Also, it is not the role of copyright to regulate technology use and development (except to the extent that it is designed to stimulate innovation). When the Copyright Office suddenly gets to be the gatekeeper on how people can use their computing technology, while it may forestall some potential negative outcomes to that use, it also forestalls any good ones. Furthermore it prevents any other more appropriate authority better equipped to balance the costs and benefits of technology use to craft more nuanced and effective regulation to address any negative ones. As they would — after all, it’s not like we have been living in the Wild West up until the Copyright Office managed to become inserted into the technology regulation space. For instance, even in the analog world if people modified the physical attributes of their cars – something they never needed the Copyright Office’s blessing to do – other regulators could still speak to whether they would be allowed to drive their modified cars on open roads. These other regulators have not become enfeebled just because the modifications people may choose to make to their cars may now be digital, particularly when the consequences to these modifications are not.
But even when the consequences to how people use their machines are digital, regulators can still address those outcomes. The problem has been that regulating computing use is tricky and up to now we haven’t done it very well. Instead we’ve ended up with laws like the Computer Fraud and Abuse Act (CFAA), laws that are very powerful and just as blunt, which punish beneficial computer uses as much as negative ones. But just because we have not perfected laws governing computer use does not mean that the Copyright Office should simply say no to these uses. In fact, it’s actually reason that the Copyright Office should say yes to them.

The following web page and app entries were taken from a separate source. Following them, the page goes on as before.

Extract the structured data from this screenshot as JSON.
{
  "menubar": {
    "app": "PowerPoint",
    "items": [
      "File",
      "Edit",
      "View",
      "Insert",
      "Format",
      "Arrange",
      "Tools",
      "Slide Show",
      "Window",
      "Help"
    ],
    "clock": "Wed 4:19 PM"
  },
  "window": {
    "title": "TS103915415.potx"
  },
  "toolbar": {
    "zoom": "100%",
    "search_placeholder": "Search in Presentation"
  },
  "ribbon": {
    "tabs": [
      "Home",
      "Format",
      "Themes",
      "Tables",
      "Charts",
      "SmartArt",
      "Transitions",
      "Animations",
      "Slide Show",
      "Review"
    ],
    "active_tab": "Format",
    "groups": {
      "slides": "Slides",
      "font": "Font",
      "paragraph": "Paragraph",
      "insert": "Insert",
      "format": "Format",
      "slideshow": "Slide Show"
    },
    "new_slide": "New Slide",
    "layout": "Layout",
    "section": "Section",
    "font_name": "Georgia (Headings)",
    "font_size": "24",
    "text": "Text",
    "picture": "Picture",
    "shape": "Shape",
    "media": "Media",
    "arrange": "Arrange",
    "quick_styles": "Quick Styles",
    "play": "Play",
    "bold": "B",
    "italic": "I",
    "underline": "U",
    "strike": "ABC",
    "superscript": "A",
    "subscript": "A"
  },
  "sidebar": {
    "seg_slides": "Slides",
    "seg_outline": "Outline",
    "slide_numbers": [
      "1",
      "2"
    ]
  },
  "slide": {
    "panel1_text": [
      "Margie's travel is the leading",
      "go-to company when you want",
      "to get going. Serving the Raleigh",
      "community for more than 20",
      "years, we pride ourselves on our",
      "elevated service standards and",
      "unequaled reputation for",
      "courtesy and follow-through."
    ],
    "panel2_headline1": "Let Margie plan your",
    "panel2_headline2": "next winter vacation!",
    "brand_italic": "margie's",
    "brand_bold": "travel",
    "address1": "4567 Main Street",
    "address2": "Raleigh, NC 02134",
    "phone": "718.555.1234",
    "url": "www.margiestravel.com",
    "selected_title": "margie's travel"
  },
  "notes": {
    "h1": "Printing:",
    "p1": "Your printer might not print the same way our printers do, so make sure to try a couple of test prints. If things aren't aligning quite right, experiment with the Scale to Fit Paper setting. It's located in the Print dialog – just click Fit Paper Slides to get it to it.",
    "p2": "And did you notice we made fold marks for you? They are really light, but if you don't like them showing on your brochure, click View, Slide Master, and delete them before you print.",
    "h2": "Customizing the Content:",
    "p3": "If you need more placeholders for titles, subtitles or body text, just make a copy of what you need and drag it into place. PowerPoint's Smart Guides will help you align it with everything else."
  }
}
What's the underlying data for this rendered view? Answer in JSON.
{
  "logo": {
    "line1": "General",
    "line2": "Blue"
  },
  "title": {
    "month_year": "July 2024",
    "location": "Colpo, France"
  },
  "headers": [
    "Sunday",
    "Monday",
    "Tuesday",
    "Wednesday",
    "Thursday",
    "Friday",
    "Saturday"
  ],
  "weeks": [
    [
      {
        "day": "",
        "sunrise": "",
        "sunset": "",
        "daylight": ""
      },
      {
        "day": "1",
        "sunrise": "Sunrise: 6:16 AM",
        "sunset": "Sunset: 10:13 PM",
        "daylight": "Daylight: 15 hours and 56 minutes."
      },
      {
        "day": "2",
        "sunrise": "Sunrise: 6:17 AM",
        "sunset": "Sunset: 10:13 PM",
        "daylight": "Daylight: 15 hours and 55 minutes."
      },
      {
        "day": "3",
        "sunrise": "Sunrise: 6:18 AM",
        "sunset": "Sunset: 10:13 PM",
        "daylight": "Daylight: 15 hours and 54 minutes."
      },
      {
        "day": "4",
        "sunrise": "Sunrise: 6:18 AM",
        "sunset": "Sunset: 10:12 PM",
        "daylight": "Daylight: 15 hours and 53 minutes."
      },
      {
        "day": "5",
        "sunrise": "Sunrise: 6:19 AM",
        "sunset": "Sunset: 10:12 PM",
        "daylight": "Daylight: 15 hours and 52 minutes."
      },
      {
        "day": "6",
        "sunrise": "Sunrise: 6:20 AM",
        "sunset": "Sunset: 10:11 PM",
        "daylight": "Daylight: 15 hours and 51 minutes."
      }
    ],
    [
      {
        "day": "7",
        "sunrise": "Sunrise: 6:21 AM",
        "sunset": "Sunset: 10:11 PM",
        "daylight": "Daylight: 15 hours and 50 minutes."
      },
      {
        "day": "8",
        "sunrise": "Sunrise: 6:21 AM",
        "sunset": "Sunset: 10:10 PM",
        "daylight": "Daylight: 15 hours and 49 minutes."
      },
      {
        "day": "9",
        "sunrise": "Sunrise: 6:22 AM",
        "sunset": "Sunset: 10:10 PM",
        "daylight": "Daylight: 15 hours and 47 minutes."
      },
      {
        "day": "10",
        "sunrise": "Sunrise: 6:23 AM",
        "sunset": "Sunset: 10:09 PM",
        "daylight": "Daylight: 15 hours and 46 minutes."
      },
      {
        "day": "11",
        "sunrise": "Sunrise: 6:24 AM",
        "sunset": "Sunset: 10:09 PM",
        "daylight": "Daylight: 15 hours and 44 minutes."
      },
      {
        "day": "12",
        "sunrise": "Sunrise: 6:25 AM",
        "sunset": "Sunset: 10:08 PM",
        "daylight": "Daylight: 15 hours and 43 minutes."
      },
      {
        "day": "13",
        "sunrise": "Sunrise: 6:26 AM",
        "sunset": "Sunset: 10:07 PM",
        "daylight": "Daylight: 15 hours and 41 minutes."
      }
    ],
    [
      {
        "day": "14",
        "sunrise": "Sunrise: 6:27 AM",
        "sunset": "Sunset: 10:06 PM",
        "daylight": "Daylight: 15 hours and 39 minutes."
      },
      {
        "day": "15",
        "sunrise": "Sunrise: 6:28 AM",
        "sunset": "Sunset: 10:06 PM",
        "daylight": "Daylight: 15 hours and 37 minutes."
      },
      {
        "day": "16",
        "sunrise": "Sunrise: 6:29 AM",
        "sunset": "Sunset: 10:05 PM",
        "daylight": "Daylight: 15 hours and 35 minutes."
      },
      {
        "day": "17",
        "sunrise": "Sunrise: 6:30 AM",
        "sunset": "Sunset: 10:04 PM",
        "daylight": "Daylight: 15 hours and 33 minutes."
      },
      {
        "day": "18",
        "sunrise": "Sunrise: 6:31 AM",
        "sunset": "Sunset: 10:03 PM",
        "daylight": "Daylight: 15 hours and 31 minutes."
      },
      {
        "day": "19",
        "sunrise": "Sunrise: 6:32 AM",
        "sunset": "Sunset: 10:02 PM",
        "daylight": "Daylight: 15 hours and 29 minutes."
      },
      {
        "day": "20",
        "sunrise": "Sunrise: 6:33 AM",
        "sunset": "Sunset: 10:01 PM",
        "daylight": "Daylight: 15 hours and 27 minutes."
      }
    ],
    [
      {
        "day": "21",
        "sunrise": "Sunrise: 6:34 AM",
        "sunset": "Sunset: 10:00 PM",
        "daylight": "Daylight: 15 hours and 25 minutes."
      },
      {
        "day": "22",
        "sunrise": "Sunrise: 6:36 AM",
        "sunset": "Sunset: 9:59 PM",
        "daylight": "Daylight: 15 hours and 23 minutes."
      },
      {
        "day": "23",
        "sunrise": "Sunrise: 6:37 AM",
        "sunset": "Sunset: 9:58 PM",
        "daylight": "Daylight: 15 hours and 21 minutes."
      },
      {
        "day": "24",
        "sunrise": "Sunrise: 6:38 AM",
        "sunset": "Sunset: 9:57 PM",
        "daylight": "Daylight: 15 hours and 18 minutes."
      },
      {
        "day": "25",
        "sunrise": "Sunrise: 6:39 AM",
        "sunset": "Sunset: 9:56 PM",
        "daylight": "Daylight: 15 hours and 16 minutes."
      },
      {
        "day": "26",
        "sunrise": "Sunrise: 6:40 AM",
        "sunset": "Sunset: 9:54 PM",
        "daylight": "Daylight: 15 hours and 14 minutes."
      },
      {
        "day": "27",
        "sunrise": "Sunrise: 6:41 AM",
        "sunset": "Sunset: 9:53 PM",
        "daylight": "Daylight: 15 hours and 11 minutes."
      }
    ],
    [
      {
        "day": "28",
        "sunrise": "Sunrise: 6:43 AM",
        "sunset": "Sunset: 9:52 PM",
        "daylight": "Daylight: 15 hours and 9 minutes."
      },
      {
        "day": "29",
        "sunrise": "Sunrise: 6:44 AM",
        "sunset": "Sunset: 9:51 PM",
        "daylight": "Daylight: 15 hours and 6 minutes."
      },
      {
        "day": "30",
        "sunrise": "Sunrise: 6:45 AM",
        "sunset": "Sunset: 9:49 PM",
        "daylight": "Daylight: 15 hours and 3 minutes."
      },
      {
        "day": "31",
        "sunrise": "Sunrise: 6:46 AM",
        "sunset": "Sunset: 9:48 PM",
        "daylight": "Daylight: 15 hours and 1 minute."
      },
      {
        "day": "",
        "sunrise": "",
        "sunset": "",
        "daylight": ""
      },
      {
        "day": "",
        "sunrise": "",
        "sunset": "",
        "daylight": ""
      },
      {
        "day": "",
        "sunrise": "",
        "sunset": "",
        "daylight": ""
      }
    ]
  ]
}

One of the problems with the CFAA is that it construes the question of wrongfulness of a computer use based on the permissibility of that action. As a result, without the exemptions we are left in a situation where barriers erected under the auspices of copyright could threaten to become the sole basis by which the CFAA gets its teeth to sanction the very sort of inherently non-infringing activity that copyright law was never intended to prevent. And that’s the bitter irony, because while laws like the CFAA sadly lack any adequate mechanism to assess whether a computer use is a beneficial or otherwise fair use, copyright law by design can, and, indeed, pursuant to its Constitutional origins, must.
For these reasons the Copyright Office should grant all the sought after exemptions, particularly for these latter classes. And it’s also for these reasons that it’s time to amend the copyright statute to remove the bottleneck to innovation Section 1201 has become given how it requires the permission of the Copyright Office before any of this computer use can be allowed.
Thanks to Jeffrey Vagle and others for their help preparing these comments and testimony.
A version of this post appeared on Techdirt.